Exercise description
If a record holds a picture, drop the picture and repeat everything else word for word.

(Beginning of Source data)

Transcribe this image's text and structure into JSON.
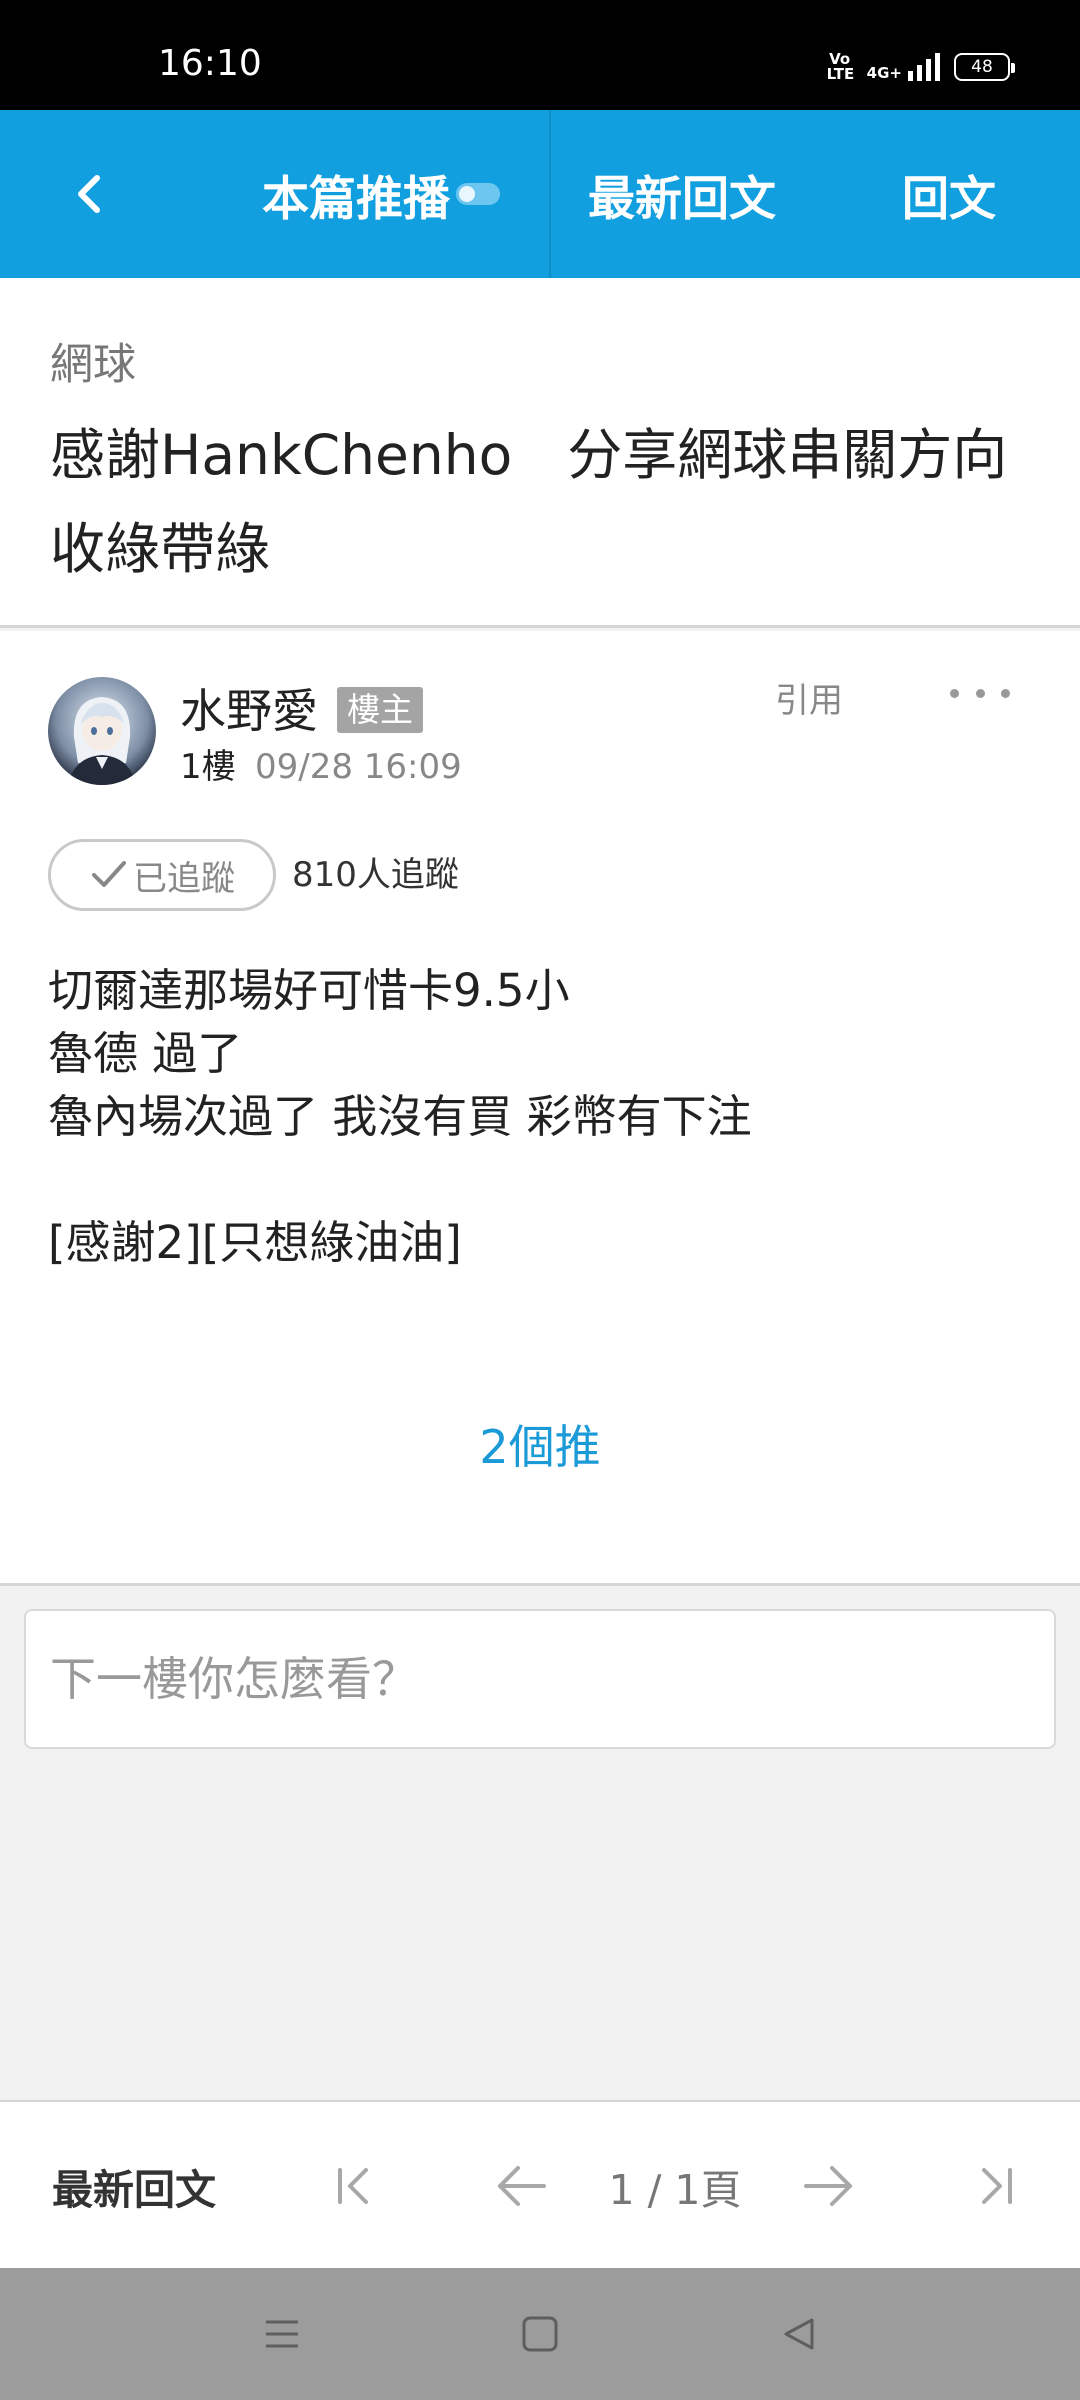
{
  "status_bar": {
    "time": "16:10",
    "volte": "Vo LTE",
    "network": "4G+",
    "battery": "48"
  },
  "header": {
    "push_tab": "本篇推播",
    "latest_tab": "最新回文",
    "reply_tab": "回文",
    "background_color": "#129fe0"
  },
  "topic": {
    "category": "網球",
    "title": "感謝HankChenho　分享網球串關方向收綠帶綠"
  },
  "post": {
    "author": "水野愛",
    "badge": "樓主",
    "floor": "1樓",
    "time": "09/28 16:09",
    "quote_label": "引用",
    "follow_label": "已追蹤",
    "follow_count": "810人追蹤",
    "body_lines": [
      "切爾達那場好可惜卡9.5小",
      "魯德 過了",
      "魯內場次過了 我沒有買 彩幣有下注",
      "",
      "[感謝2][只想綠油油]"
    ],
    "push_count": "2個推"
  },
  "reply_box": {
    "placeholder": "下一樓你怎麼看？"
  },
  "pagination": {
    "latest_label": "最新回文",
    "page_info": "1 / 1頁"
  },
  "icons": {
    "back": "chevron-left-icon",
    "more": "more-dots-icon",
    "check": "check-icon",
    "first": "first-page-icon",
    "prev": "arrow-left-icon",
    "next": "arrow-right-icon",
    "last": "last-page-icon",
    "nav_menu": "menu-icon",
    "nav_home": "home-icon",
    "nav_back": "back-triangle-icon"
  }
}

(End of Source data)

Output of the exercise
Transcribe this image's text and structure into JSON.
{
  "status_bar": {
    "time": "16:10",
    "volte": "Vo LTE",
    "network": "4G+",
    "battery": "48"
  },
  "header": {
    "push_tab": "本篇推播",
    "latest_tab": "最新回文",
    "reply_tab": "回文",
    "background_color": "#129fe0"
  },
  "topic": {
    "category": "網球",
    "title": "感謝HankChenho　分享網球串關方向收綠帶綠"
  },
  "post": {
    "author": "水野愛",
    "badge": "樓主",
    "floor": "1樓",
    "time": "09/28 16:09",
    "quote_label": "引用",
    "follow_label": "已追蹤",
    "follow_count": "810人追蹤",
    "body_lines": [
      "切爾達那場好可惜卡9.5小",
      "魯德 過了",
      "魯內場次過了 我沒有買 彩幣有下注",
      "",
      "[感謝2][只想綠油油]"
    ],
    "push_count": "2個推"
  },
  "reply_box": {
    "placeholder": "下一樓你怎麼看？"
  },
  "pagination": {
    "latest_label": "最新回文",
    "page_info": "1 / 1頁"
  },
  "icons": {
    "back": "chevron-left-icon",
    "more": "more-dots-icon",
    "check": "check-icon",
    "first": "first-page-icon",
    "prev": "arrow-left-icon",
    "next": "arrow-right-icon",
    "last": "last-page-icon",
    "nav_menu": "menu-icon",
    "nav_home": "home-icon",
    "nav_back": "back-triangle-icon"
  }
}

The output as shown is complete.